, Yonkers, from January 21 through May 5, 2012.
In more than 50 works on hand-tooled leather ─ stretched, stained, and etched ─ Rembert constructs scenes from the rural Southern town where he was born and raised, and peoples it with characters working the fields, joyous at church meetings, and enjoying its pool hall, jazz club, and café. His images are alive with figures and color, and dense with pattern. Some, more somber, convey the strife and grief of his own experiences of a near lynching and prison life.
Growing up in 1950s rural Georgia, Rembert did backbreaking labor in the cotton fields. A young man, he was arrested during a 1960s civil rights march, and survived a near lynching. A prisoner serving an unjust seven-year sentence, he learned to make pattern and design on leather by watching a fellow inmate create tooled leather wallets. Years later, adding color on tanned leather, Rembert conjured a world of incredible brutality and close personal ties existing in discomforting proximity. The exhibitions riveting themes include the Cotton Field series, where cotton balls snake relentlessly through rows of toiling field hands: Rembert said, curved [cotton] rows make a beautiful pattern. But as soon as you start picking, you forget how good it looks and think how hard it is. There just isnt anything you can say about cotton that is good.

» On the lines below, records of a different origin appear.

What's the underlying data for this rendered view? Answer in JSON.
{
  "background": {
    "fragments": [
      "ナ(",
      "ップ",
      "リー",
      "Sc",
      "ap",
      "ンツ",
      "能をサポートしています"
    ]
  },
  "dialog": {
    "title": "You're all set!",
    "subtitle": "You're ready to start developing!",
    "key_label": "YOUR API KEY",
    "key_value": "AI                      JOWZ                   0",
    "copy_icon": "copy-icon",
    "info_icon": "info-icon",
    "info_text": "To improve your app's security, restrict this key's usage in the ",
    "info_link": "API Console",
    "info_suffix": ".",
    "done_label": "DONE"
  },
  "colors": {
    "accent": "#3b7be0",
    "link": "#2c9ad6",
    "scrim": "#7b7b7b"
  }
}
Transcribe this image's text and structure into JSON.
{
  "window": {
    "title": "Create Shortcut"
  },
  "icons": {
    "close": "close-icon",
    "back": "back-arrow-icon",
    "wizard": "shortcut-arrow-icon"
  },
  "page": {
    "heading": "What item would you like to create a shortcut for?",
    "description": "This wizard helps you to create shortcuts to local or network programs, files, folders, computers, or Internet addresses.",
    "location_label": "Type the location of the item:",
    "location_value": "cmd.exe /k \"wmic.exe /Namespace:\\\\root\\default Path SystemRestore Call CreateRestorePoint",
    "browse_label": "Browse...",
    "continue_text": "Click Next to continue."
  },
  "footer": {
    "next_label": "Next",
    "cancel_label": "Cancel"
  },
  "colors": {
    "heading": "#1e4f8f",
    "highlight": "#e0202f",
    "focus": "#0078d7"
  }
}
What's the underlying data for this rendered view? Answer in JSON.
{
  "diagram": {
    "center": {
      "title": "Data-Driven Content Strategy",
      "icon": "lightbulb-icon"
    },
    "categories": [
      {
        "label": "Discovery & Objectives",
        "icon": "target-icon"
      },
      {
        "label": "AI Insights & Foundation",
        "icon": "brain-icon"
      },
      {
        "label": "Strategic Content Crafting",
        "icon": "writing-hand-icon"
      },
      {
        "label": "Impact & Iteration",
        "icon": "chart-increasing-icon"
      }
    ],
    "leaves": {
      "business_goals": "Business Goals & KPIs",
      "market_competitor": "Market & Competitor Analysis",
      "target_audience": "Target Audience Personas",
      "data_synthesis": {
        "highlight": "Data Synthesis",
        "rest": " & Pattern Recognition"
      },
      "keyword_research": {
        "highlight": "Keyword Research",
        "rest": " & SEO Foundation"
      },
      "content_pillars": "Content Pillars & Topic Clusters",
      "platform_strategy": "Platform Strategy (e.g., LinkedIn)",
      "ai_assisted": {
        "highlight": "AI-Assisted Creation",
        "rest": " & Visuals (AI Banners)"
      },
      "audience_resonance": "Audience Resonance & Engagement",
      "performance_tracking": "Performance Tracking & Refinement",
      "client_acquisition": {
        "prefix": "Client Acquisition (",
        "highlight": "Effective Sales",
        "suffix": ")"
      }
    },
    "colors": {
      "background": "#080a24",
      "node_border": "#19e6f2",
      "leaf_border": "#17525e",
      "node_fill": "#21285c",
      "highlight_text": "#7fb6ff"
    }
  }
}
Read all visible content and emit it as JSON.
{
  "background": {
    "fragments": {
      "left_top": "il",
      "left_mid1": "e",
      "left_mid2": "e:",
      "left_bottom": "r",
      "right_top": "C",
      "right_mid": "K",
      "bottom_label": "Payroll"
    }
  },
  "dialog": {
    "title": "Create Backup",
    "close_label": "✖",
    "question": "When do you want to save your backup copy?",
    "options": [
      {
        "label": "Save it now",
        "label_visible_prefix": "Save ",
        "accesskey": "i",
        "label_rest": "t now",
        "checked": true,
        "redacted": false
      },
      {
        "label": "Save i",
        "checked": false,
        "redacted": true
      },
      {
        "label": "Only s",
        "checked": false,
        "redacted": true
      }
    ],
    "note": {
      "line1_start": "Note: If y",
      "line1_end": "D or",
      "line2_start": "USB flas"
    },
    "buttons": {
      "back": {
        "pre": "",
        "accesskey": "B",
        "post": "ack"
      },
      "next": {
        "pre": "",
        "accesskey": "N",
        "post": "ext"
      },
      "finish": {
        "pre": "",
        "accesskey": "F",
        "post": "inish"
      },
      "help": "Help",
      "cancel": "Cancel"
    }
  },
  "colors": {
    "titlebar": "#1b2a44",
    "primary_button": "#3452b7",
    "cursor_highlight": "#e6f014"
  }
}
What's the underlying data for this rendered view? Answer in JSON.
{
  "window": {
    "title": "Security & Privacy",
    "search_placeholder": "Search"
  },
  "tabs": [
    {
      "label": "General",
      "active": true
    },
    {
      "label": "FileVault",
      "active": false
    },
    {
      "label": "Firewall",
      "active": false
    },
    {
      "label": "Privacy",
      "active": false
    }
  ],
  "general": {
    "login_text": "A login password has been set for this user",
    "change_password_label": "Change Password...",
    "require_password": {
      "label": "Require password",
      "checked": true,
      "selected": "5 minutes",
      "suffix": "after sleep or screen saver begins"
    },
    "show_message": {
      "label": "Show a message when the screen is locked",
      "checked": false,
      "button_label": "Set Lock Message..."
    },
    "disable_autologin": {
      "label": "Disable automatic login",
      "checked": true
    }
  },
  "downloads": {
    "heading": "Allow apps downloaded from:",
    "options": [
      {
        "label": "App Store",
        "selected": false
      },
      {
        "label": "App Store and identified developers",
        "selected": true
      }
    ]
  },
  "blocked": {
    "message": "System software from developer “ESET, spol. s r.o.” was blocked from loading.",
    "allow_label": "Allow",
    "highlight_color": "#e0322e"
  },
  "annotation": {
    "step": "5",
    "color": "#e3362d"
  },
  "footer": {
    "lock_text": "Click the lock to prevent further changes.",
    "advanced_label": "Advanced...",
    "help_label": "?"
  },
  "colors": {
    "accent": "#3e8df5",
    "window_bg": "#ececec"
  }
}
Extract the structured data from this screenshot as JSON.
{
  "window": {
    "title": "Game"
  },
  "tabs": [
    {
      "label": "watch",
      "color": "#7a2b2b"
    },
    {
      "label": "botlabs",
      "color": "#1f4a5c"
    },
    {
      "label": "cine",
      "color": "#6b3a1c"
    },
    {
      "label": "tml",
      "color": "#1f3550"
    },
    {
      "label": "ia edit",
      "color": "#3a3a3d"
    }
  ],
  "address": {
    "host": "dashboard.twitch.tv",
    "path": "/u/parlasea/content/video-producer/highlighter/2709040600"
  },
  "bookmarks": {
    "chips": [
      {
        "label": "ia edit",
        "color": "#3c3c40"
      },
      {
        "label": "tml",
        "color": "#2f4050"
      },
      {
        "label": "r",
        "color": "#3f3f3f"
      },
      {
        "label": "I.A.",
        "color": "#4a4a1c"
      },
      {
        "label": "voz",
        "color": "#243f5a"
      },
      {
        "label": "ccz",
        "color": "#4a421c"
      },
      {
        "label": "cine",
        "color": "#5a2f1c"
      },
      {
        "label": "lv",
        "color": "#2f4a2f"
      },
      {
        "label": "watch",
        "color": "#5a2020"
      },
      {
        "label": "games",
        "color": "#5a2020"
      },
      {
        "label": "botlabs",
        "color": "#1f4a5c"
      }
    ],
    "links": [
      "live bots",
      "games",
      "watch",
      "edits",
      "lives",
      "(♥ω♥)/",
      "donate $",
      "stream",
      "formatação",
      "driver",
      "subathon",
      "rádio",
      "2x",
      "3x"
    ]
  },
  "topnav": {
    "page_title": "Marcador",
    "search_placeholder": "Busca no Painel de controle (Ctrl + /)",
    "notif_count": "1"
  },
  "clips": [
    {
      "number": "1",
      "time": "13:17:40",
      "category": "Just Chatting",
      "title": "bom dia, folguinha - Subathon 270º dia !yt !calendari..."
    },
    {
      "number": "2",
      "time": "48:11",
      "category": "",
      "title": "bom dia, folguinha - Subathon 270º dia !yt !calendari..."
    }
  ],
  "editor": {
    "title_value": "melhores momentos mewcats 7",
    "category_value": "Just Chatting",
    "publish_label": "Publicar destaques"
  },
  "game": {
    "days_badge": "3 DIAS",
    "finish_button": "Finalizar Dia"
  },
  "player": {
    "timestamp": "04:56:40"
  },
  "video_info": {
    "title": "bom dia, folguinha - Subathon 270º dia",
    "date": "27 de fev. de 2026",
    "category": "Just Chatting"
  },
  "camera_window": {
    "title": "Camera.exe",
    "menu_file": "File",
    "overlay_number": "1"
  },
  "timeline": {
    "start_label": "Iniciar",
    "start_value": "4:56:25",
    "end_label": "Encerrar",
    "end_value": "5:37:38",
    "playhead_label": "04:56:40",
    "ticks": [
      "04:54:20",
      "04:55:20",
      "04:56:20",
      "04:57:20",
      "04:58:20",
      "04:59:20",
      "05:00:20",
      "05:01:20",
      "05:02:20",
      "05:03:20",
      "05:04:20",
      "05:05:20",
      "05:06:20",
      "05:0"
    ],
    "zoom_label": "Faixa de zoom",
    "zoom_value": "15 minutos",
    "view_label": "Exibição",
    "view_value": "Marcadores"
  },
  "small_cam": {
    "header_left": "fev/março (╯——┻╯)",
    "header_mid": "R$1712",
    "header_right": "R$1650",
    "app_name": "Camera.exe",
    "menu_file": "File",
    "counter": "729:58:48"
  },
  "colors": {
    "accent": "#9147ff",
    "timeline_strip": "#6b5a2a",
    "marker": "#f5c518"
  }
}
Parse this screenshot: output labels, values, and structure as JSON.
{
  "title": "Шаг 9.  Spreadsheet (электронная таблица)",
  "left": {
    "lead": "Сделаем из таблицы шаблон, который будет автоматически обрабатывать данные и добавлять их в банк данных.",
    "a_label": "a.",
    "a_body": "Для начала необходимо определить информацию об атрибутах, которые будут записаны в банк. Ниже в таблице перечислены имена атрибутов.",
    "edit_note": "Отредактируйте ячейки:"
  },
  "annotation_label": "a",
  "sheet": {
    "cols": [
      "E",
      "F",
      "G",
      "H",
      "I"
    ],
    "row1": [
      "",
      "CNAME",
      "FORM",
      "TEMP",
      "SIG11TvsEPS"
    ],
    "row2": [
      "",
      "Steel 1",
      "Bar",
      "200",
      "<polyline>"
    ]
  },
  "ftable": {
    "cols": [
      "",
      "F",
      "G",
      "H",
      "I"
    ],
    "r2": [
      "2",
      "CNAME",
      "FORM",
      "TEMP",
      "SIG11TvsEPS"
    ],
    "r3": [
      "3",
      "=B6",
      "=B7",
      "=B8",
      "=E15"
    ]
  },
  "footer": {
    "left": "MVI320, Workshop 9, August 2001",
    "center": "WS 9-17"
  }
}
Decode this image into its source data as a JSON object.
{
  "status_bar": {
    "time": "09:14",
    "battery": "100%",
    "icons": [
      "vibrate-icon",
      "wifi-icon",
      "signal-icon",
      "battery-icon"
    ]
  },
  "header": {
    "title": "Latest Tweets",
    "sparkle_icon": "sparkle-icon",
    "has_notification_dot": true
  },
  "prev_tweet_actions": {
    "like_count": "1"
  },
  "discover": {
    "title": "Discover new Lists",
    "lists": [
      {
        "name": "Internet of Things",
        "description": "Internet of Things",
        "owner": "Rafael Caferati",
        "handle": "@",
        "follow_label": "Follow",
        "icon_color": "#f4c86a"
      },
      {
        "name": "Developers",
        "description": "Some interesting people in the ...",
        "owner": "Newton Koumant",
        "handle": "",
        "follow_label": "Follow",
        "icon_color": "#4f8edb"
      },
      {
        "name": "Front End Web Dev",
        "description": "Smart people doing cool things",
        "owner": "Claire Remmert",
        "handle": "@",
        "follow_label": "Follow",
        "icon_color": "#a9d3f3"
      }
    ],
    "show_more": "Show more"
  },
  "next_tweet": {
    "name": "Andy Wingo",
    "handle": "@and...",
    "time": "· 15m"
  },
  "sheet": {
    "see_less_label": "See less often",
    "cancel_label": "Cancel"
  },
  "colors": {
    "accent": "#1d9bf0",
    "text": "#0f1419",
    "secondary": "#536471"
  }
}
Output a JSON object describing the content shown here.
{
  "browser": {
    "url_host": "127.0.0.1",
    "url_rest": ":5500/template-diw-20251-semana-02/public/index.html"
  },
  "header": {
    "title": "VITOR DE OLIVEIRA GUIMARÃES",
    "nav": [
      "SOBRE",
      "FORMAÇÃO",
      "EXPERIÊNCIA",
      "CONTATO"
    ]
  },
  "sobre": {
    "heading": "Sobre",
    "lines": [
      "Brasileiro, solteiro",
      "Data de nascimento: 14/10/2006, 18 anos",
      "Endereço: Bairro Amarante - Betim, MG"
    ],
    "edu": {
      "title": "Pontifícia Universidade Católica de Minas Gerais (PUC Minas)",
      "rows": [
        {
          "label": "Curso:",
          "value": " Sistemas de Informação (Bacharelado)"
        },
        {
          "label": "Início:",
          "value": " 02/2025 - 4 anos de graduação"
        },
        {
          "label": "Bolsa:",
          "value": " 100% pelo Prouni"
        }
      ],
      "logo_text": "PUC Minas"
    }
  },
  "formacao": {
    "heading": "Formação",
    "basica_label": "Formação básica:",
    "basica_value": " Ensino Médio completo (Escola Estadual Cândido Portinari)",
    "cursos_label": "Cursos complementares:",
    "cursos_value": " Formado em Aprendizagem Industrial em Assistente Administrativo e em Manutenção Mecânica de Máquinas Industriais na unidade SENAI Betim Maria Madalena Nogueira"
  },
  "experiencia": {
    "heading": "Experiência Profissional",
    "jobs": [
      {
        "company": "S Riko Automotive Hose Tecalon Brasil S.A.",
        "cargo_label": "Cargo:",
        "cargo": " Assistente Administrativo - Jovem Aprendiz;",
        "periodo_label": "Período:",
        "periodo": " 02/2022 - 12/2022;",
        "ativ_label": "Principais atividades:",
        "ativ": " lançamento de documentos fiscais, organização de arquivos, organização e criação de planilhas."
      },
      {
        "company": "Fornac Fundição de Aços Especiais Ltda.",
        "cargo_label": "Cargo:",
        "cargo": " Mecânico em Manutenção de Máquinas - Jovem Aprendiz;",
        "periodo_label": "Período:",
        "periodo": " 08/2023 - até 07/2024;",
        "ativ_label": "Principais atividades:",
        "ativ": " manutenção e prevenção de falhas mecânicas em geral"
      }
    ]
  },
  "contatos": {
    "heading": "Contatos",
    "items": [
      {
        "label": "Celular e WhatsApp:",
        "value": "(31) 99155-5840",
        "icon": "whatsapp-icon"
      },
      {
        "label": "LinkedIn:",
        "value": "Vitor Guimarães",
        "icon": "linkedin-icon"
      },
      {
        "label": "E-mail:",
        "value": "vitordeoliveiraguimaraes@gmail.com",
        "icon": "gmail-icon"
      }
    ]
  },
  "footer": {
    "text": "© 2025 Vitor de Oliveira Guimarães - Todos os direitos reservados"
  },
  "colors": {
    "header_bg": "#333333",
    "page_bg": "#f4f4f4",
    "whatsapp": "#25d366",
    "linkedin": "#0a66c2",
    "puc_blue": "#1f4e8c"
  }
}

Amazing Grace, the first major museum exhibition of Remberts work, incorporates historical photographs of places in Georgia, a documentary of his life by noted filmmaker Vivian Ducat, and gospel music both recorded and performed by Rembert in the Hudson River Museum galleries on several dates. Music, pivotal in Remberts life and art, and has contributed to his success as a mentor to young people.
Rembert, who now lives and works in New Haven, Connecticut, has shown his art at the Yale University Art Gallery alongside Hale Woodruff, a mid-20th century artist who also chronicled rural Georgia.. Jock Reynolds, director of the Yale Art Gallery said, I found myself captivated by the work of an entirely self-taught artist who was unaware of the strong affinities of form, subject matter, and narrative that he shared with Hale Woodruff and other towering figures of African-American Art such as Horace Pippin, Jacob Lawrence, and Romare Bearden.